*** Block opens ***
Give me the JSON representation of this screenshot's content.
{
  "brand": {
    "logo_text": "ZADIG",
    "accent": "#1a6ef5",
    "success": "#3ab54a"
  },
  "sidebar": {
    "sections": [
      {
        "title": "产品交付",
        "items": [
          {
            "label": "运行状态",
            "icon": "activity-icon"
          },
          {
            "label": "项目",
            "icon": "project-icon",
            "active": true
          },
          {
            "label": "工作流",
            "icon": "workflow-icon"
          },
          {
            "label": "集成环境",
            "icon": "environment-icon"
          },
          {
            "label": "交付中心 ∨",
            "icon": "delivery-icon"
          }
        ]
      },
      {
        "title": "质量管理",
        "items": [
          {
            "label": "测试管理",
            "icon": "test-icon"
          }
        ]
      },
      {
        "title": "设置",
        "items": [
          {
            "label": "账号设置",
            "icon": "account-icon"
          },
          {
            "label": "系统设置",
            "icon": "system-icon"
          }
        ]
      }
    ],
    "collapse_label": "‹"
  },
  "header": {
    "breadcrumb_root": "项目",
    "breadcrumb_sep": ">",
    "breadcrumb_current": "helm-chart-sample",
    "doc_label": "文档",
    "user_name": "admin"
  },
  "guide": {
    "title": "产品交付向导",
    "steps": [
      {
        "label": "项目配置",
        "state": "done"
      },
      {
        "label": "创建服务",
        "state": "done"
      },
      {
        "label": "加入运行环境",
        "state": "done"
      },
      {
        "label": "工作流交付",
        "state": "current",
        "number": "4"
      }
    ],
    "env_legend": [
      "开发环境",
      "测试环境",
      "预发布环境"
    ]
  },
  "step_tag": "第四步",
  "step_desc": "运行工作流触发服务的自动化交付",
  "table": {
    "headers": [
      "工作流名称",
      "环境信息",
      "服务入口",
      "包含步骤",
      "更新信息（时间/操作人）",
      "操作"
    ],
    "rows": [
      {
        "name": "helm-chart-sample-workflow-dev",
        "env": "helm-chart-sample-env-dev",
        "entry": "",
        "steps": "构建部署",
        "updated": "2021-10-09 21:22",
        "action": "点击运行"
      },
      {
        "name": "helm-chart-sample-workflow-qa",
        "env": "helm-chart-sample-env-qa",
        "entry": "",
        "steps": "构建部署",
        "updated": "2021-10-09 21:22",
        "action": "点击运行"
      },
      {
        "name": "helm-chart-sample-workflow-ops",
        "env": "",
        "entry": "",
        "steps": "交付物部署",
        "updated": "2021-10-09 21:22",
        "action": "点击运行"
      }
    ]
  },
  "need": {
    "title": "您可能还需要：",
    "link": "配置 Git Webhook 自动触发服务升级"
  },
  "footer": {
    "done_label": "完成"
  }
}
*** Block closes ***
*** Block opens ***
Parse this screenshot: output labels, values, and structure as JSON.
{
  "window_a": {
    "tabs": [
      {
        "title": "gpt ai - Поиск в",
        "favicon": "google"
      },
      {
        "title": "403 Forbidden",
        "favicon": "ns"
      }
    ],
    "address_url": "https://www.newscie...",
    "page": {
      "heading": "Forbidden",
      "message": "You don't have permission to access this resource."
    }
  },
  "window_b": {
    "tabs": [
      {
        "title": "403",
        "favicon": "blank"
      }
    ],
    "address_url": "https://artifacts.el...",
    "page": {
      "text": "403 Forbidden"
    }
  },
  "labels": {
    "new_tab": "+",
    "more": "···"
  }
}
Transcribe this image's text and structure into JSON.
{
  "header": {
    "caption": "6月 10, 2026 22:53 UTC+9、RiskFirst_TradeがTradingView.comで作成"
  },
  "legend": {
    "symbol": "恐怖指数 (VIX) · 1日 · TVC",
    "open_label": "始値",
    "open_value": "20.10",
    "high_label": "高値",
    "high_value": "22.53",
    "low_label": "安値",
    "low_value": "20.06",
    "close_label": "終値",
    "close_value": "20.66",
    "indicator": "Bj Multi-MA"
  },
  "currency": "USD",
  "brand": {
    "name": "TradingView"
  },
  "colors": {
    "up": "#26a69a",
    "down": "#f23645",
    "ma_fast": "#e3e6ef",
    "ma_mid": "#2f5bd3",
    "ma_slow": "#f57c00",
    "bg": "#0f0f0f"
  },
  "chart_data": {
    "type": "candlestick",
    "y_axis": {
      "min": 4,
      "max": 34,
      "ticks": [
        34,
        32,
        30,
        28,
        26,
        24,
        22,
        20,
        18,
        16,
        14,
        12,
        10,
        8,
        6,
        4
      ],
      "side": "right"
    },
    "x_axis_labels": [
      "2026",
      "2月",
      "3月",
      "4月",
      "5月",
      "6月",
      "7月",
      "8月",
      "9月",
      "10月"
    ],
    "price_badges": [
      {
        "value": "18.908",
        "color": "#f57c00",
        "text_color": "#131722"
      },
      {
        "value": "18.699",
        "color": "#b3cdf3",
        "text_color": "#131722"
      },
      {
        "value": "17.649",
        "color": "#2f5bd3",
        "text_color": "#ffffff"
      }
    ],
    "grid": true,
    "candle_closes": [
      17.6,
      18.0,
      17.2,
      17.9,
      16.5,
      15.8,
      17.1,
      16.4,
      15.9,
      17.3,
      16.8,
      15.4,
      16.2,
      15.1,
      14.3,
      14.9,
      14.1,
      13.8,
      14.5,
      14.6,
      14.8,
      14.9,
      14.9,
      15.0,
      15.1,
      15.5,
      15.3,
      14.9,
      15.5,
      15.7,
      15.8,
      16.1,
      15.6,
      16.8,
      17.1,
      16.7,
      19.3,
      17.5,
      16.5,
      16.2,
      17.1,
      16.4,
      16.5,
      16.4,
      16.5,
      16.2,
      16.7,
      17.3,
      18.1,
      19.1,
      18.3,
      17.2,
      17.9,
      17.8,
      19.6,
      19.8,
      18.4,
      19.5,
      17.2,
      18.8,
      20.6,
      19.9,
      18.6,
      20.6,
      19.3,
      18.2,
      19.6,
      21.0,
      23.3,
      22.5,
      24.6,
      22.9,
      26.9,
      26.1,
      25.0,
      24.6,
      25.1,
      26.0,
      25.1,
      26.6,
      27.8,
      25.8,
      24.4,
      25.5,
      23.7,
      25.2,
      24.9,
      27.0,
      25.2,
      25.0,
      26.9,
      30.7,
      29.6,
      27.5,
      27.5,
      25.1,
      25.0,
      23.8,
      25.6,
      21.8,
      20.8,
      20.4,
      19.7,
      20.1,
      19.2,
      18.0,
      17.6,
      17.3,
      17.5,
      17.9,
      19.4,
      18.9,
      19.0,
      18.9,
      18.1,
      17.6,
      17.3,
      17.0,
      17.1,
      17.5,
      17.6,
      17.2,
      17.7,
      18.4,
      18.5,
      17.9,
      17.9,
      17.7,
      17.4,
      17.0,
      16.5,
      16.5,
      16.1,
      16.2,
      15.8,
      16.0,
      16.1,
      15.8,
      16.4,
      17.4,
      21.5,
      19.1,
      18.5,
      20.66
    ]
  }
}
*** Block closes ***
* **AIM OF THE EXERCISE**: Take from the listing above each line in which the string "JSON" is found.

* **WRITTEN REPLY**:
Give me the JSON representation of this screenshot's content.
Parse this screenshot: output labels, values, and structure as JSON.
Transcribe this image's text and structure into JSON.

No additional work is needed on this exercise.